Claim: Global Warming Will Trigger Volcanic Eruptions
Guest essay by Eric Worrall
Volcanic eruptions are now the fault of that wicked little molecule.
Climate change could trigger volcanic eruptions across the world, warn scientists
Melting of ice on volcanoes can increase risk of landslides and destabilise magma ‘plumbing system’ inside, say researchers
Wednesday 11 April 2018 17:28 BST
Besides having a disastrous impact on sea levels and weather, a warming climate could also trigger catastrophic volcanic eruptions across the planet
Volcanic eruptions alter the climate by spewing smoke and ash into the atmosphere, but scientists now also think the opposite might be true – changes in climate could actually cause volcanic eruptions.
According to Gioachino Roberti, a PhD student at the University of Clermont Auvergne, glaciers can suppress volcanic eruptions by providing mountains with structural stability.
As the climate becomes warmer, ice melting from these mountains removes support from their slopes, potentially leading to landslides and collapse.
“Imagine the ice like some sort of protective layer – when the ice melts away, the mountain is free to collapse,” said Mr Roberti.
“If your mountain is a volcano you have another problem.
“Volcanoes are a pressurised system and if you remove pressure by ice melting and landslide, you have a problem.”
Gioachino Roberti provides the example of Mount Meager in British Columbia;
… Mount Meager is an ice-clad volcanic complex in British Columbia, Canada, known for its large landslides and an eruption about 2430 years ago.
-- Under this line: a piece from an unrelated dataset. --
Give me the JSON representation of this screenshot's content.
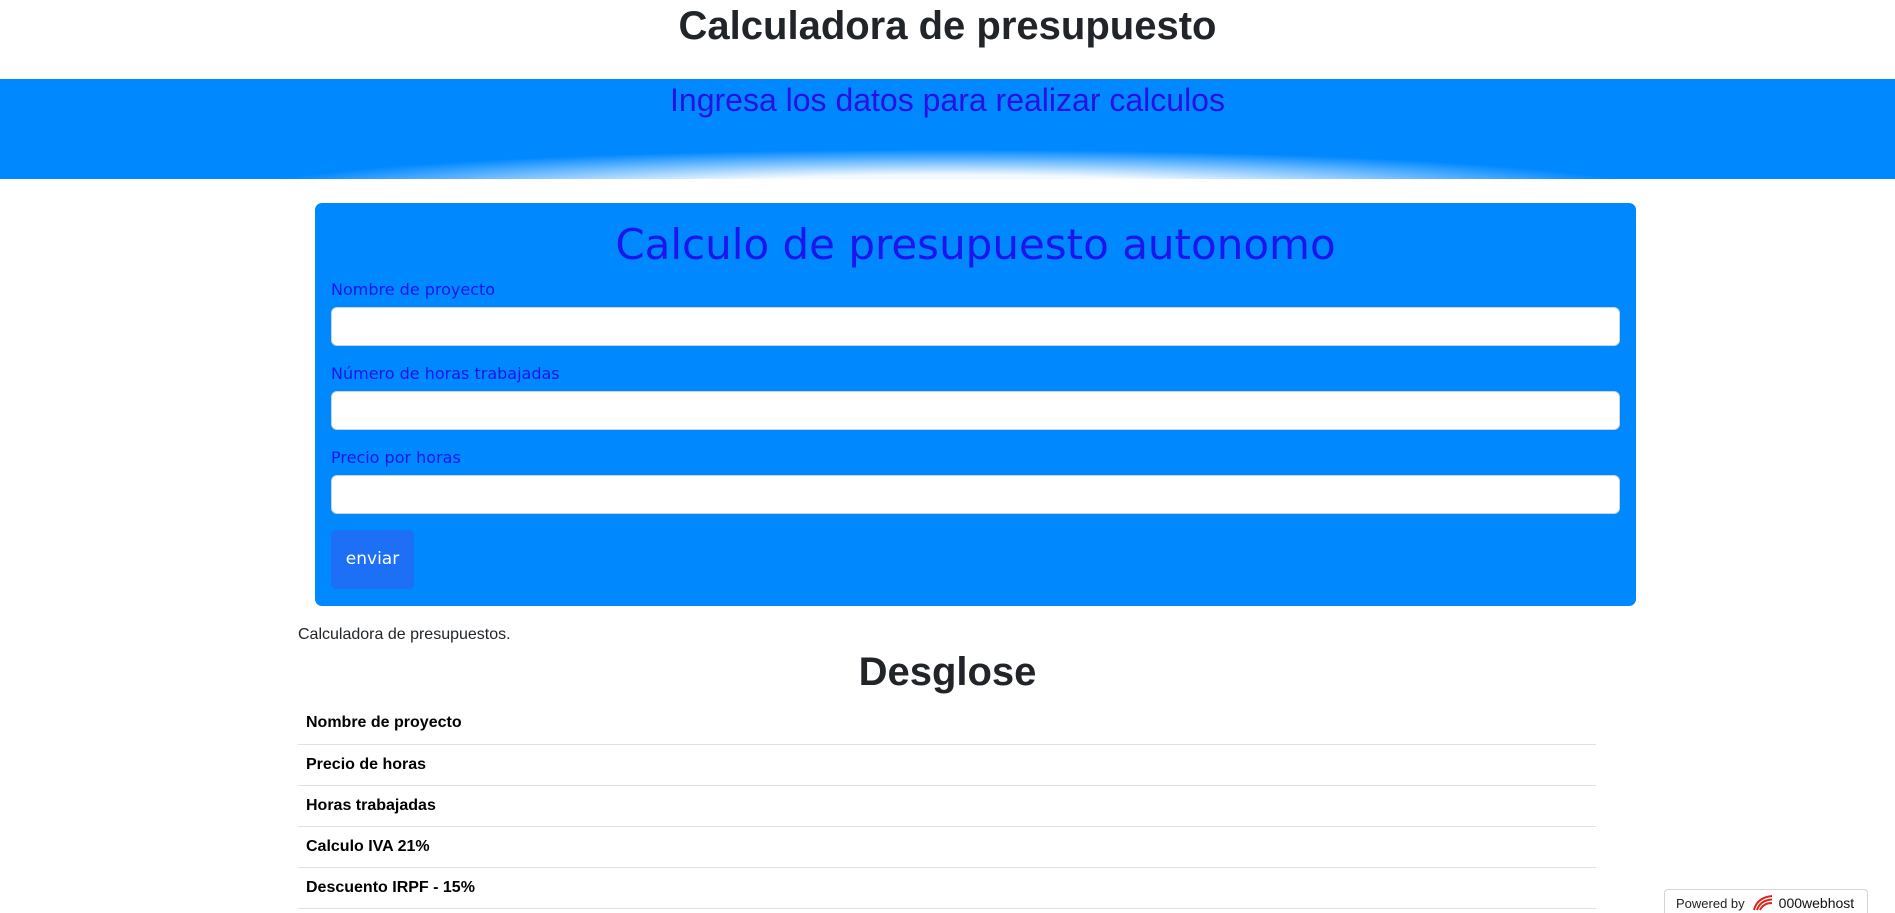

In 2010 a major collapse associated with glacier retreat occurred on the south flank of Mount Meager, and in 2016 fumaroles formed ice caves in one of its glaciers. This glacier is bordered by a large unstable slope moving about 4 cm/month. If this slope failed, a long run-out debris avalanche would reach the floor of Lillooet River valley, with possible destructive effects on downvalley infrastructure. … We conclude that the change in effective stress following the landslide has the potential to destabilize the magmatic chamber and trigger an eruption. …
There is no doubt some glaciers help hold in volcanic eruptions. But plenty of volcanoes tunnel out of their glaciers without any extra help – Arctic volcanoes like Eyjafjallajökull have regularly blown their tops since the end of the last ice age. Hot magma has a tendency to melt ice.
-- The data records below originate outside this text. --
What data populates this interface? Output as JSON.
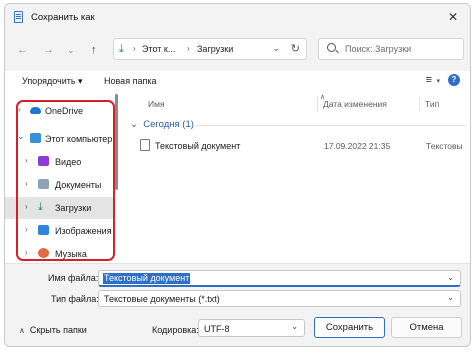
{
  "window": {
    "title": "Сохранить как",
    "close": "✕"
  },
  "nav": {
    "back": "←",
    "forward": "→",
    "recent": "⌄",
    "up": "↑",
    "address": {
      "icon": "download-icon",
      "segments": [
        "Этот к...",
        "Загрузки"
      ],
      "separator": "›",
      "chevron": "⌄",
      "refresh": "↻"
    },
    "search": {
      "placeholder": "Поиск: Загрузки"
    }
  },
  "toolbar": {
    "organize": "Упорядочить ▾",
    "new_folder": "Новая папка",
    "view_icon": "≡",
    "view_chevron": "▾",
    "help": "?"
  },
  "sidebar": {
    "items": [
      {
        "label": "OneDrive",
        "icon": "onedrive-icon",
        "chevron": "›"
      },
      {
        "label": "Этот компьютер",
        "icon": "computer-icon",
        "chevron": "⌄"
      },
      {
        "label": "Видео",
        "icon": "video-icon",
        "chevron": "›"
      },
      {
        "label": "Документы",
        "icon": "documents-icon",
        "chevron": "›"
      },
      {
        "label": "Загрузки",
        "icon": "downloads-icon",
        "chevron": "›",
        "selected": true
      },
      {
        "label": "Изображения",
        "icon": "pictures-icon",
        "chevron": "›"
      },
      {
        "label": "Музыка",
        "icon": "music-icon",
        "chevron": "›"
      }
    ],
    "highlight_color": "#d8202a"
  },
  "content": {
    "columns": [
      "Имя",
      "Дата изменения",
      "Тип"
    ],
    "sort_indicator": "∧",
    "group": {
      "label": "Сегодня (1)",
      "chevron": "⌄"
    },
    "files": [
      {
        "name": "Текстовый документ",
        "date": "17.09.2022 21:35",
        "type": "Текстовы"
      }
    ]
  },
  "form": {
    "filename_label": "Имя файла:",
    "filename_value": "Текстовый документ",
    "filetype_label": "Тип файла:",
    "filetype_value": "Текстовые документы (*.txt)",
    "hide_folders": "Скрыть папки",
    "hide_caret": "∧",
    "encoding_label": "Кодировка:",
    "encoding_value": "UTF-8",
    "save": "Сохранить",
    "cancel": "Отмена",
    "dropdown_chevron": "⌄"
  },
  "colors": {
    "accent": "#2e6fc7",
    "highlight": "#d8202a"
  }
}
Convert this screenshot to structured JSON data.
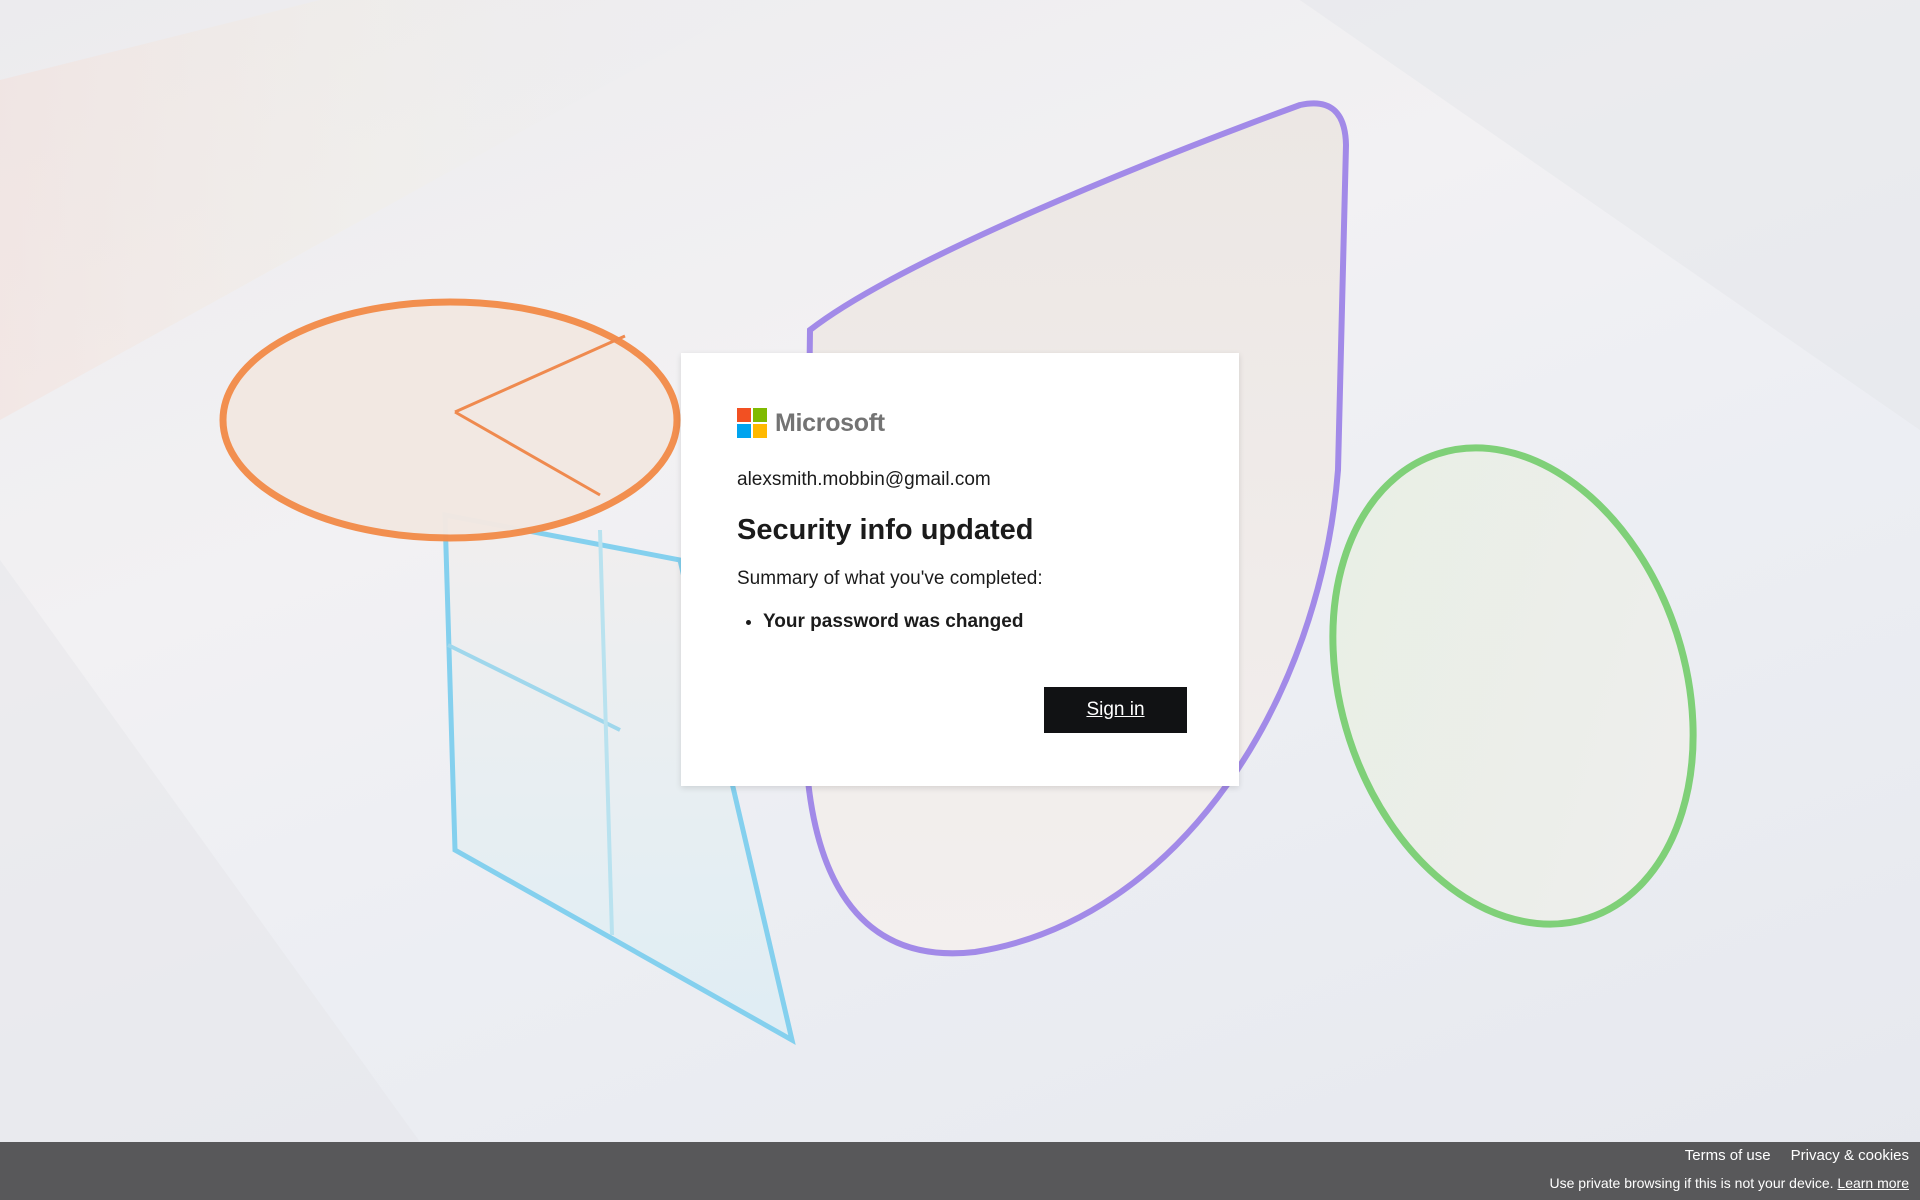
{
  "logo": {
    "text": "Microsoft",
    "colors": [
      "#f25022",
      "#7fba00",
      "#00a4ef",
      "#ffb900"
    ]
  },
  "card": {
    "email": "alexsmith.mobbin@gmail.com",
    "title": "Security info updated",
    "summary": "Summary of what you've completed:",
    "completed_items": [
      "Your password was changed"
    ],
    "sign_in_label": "Sign in"
  },
  "footer": {
    "terms_label": "Terms of use",
    "privacy_label": "Privacy & cookies",
    "note": "Use private browsing if this is not your device.",
    "learn_more_label": "Learn more"
  },
  "colors": {
    "button_bg": "#111214",
    "footer_bg": "#58585a"
  }
}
Pinning the weakening of Mount Meager’s ice cap on CO2 is further complicated by the fact that British Columbia had a wildly variable climate well before the industrial age.
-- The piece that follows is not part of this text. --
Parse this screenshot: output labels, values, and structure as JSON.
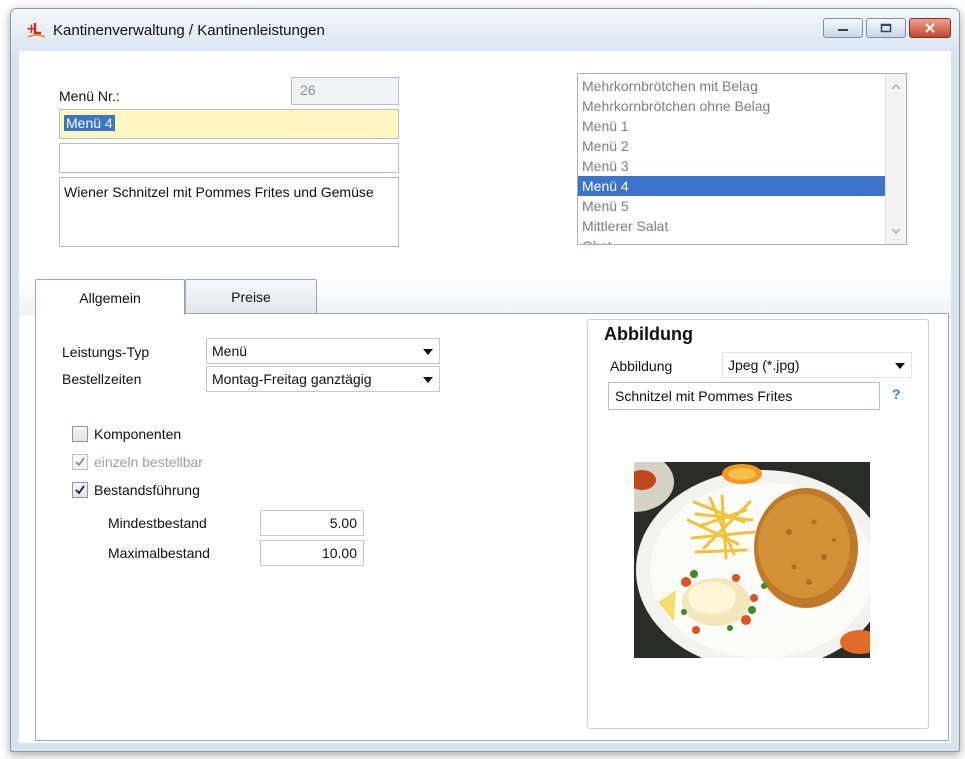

A 477-year dendrohydrological assessment of drought severity
Severe summer streamflow droughts are impacting many watersheds on Vancouver Island, British Columbia. Small coastal basins that are the primary water source for most communities and essential to Pacific salmon populations have been particularly affected. In the face of more extreme climate change-induced droughts, water managers often underestimate worst-case scenario low flows because the most extreme naturally occurring events are rarely captured within short instrumental records. To provide a long-term perspective on recent droughts on Vancouver Island, we developed a 477-year long dendrohydrological reconstruction of summer streamflow for Tsable River based on a network of annual tree-ring width data from climate-sensitive conifer trees. Explaining 63% of the instrumental streamflow variability, to our knowledge the record is the longest of its kind in British Columbia. We demonstrate that targeting the summer streamflow component derived from snowmelt is powerful for determining drought-season discharge in hybrid runoff regimes, and we suggest this approach may be applied to small watersheds in temperate environments that are not usually conducive to dendrohydrology. Our findings suggest that since 1520, 21 droughts occurred that were more extreme than recent “severe” events like those in 2003 and 2009. Recent droughts are therefore not anomalous relative to the ~400 year pre-instrumental record, and should be anticipated within water management strategies. In coming decades, worst-case scenario natural droughts compounded by land use change and climate change could result in droughts more severe than any since 1520. The influence of the Pacific Decadal Oscillation on instrumental and modeled Tsable River summer streamflow is likely linked to the enhanced role of snowmelt in determining summer discharge during cool phases.
Read more: Research Gate
Given the extreme natural climate variability of many Arctic regions like British Columbia, and the historical instability of many glacier capped volcanoes, I suggest it is premature to conclude humans are contributing significantly to the risk of volcanic eruptions.
via Watts Up With That? https://ift.tt/1Viafi3